In my previous post I discussed Harley Talman’s argument that Christians ought to entertain the notion that Muhammad might have been a prophet (though not a very good one).  Other critics have pointed out biblical and scriptural flaws with his argument.  But since very few Christian bloggers have specific training in Islamic studies (the academic study of Islam), I thought it might be useful if I pointed out some criticisms of Talman’s argument from the perspective of Islamicists (experts in studying Islam).  In addition to a few outright errors, Talman provides historically ignorant interpretations of the available sources.  In particular, the crux of my disagreement is that Talman argues that the Qur’an is not in fact anti-Trinitarian, as accepted by almost all Islamicists (regardless of their religious views).  Instead, he claims that the Qur’an only criticizes unorthodox Christian views which orthodox Christians ought also to reject.  I think this assertion is untenable, and this flaw is fatal to his entire argument. (more…)

Salvation Through Childbirth

Among the odder verses of the letters of Paul is 1 Tim 2:15, which many people interpret as saying that women will be saved, in some sense, through childbirth.  This is an interpretation which strikes many Protestants as oddly in tension with salvation by grace, and it seems especially odd to Christian women who, for a variety of reasons, are not likely to give birth (such as nuns, single women, and infertile women).  Here are a few common Bible versions of the verse, taken from a range of different families of Bible translations:

  • NIV: But women will be saved through childbearing—if they continue in faith, love and holiness with propriety.
  • NASB: But women will be preserved through the bearing of children if they continue in faith and love and sanctity with self-restraint.
  • RSV: Yet woman will be saved through bearing children, if she continues in faith and love and holiness, with modesty.
  • NLT: But women will be saved through childbearing, assuming they continue to live in faith, love, holiness, and modesty.
  • Douay-Rheims 1899 American: Yet she shall be saved through childbearing; if she continue in faith, and love, and sanctification, with sobriety.

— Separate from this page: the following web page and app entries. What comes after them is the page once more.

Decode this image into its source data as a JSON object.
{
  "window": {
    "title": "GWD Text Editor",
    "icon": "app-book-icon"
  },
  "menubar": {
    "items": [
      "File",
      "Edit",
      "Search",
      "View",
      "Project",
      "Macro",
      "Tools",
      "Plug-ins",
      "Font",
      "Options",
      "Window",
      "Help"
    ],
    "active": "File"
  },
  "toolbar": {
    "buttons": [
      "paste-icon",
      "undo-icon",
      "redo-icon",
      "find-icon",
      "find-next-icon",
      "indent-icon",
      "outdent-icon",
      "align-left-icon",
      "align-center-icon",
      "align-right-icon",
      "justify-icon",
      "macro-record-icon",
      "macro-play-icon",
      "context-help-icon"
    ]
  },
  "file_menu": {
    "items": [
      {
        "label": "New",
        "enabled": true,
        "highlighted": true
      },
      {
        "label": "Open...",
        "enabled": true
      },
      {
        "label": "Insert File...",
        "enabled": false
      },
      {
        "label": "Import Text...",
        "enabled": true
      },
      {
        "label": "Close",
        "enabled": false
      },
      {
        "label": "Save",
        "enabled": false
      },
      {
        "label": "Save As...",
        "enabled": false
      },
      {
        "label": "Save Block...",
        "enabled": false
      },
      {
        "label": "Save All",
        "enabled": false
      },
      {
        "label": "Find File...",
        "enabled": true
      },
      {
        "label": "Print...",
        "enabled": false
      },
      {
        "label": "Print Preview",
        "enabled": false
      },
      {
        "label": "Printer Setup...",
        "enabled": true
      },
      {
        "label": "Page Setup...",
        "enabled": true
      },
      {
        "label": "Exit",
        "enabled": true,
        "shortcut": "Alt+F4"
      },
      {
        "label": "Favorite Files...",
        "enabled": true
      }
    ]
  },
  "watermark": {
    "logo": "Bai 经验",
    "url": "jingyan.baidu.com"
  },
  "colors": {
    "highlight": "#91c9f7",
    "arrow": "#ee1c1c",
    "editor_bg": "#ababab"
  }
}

On the other hand, reading it through again today in Greek, I noticed something I hadn’t previously: the first verb is singular (“she will be saved”) while the latter is plural (“they continue”).  Here are a few versions that preserve the swap: (more…)